“At this point, I had not had the time to even think about what to do with the body of the bunny,” Clayton said. “This kindness was a huge gift to my daughter.”
An unexpected gift meant the world to retired Hope schoolteacher Cynthia Mason.
“I had a preschool/kindergarten in Sandpoint for many years,” Mason said. “Also, long ago, I was a single mom of two teens and I was teaching and running the business end of the school—it takes a lot of work to teach and run a school. It takes a lot of money to support two teens on your own.”
Mason said she ended up working many years without taking a break or a vacation, until a parent of two children that attended her school surprised her with a sudden act of kindness.
“In that time period, they noticed I had never taken a break or vacation,” Mason said. “They asked me why not. I told them with raising two teens by myself I couldn’t afford it.”
The parent offered Mason a couple hundred dollars to take a little break.
“Tearfully, I accepted,” she said. “To this day, it brings back those tears as I recall her act of kindness. She has since been fighting for her life for a long time and I have been able in some measure to repay her kindness. What comes around, goes around.”
When the coronavirus pandemic put everything on hold in March, a collective fear and uncertainty was evident in everyone’s eyes. Normally social creatures, we were all suddenly told to limit our interactions with others, to isolate ourselves to prevent the spread of the virus. Businesses shut down almost overnight, one after another, school was canceled indefinitely. Jobless claims soared as small businesses had to lay their workers off with little to no revenue stream.

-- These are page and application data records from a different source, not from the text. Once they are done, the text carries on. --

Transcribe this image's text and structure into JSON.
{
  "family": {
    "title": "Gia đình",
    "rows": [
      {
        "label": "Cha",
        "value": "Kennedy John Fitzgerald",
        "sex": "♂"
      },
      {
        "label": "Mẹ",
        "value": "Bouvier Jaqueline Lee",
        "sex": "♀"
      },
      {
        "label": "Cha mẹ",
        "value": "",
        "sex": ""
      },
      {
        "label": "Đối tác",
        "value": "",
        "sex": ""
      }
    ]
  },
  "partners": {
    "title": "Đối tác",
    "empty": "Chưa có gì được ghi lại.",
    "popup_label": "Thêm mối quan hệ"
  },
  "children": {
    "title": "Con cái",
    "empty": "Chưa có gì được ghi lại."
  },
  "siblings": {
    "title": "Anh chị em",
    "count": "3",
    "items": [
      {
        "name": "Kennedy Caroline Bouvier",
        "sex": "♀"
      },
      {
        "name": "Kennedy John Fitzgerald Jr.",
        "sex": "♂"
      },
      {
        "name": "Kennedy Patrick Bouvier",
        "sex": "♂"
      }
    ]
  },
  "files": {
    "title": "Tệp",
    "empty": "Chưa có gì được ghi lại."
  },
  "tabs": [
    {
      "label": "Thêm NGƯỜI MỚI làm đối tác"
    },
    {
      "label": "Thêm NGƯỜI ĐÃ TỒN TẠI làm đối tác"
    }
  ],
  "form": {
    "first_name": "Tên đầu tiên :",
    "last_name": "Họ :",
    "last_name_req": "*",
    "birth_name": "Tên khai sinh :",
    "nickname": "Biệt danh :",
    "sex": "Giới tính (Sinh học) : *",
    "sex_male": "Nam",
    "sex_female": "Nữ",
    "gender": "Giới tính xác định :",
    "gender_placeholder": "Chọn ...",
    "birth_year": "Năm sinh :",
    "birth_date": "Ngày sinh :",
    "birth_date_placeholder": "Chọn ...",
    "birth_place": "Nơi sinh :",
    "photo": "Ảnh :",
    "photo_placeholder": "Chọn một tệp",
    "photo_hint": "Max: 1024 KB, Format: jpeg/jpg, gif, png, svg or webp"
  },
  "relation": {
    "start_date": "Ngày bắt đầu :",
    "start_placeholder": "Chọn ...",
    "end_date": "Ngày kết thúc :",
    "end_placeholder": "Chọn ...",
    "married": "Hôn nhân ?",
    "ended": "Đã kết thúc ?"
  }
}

Almost immediately, our community sprang into action. Local restaurants began feeding children, and then adults, pitching in to take care of our locals. Community groups organized to sew masks (which were in short supply) for the local hospital and encouraged people to buy gift certificates from local businesses, while individuals reached out to needy families they could support, offered up their ‘extras’ of baby wipes and cold medicine, and one anonymous person visited a senior citizens community to leave two rolls of toilet paper (also now in short supply) on every doorstep.
In a matter of days, petty bickering and division was suddenly pointless. The bleaker it got, and the more widespread the virus reached, the more we realized we had to band together as a community to get through this unprecedented period in our world’s history. We were all in it together, come what may.
That is the crux to this thing we call community. It isn’t just a random group of people occupying the same space. It’s a fellowship, a tribe of others whose collective power can change lives. A healthy community means we’re not alone here. No matter what life throws at us, be it gold or rotten vegetables, there’s solace in knowing that there are others out there that can catch us when we fall. That’s what binds us together. That’s what makes us stronger than any calamity set before us.
Now go out and spread a little kindness.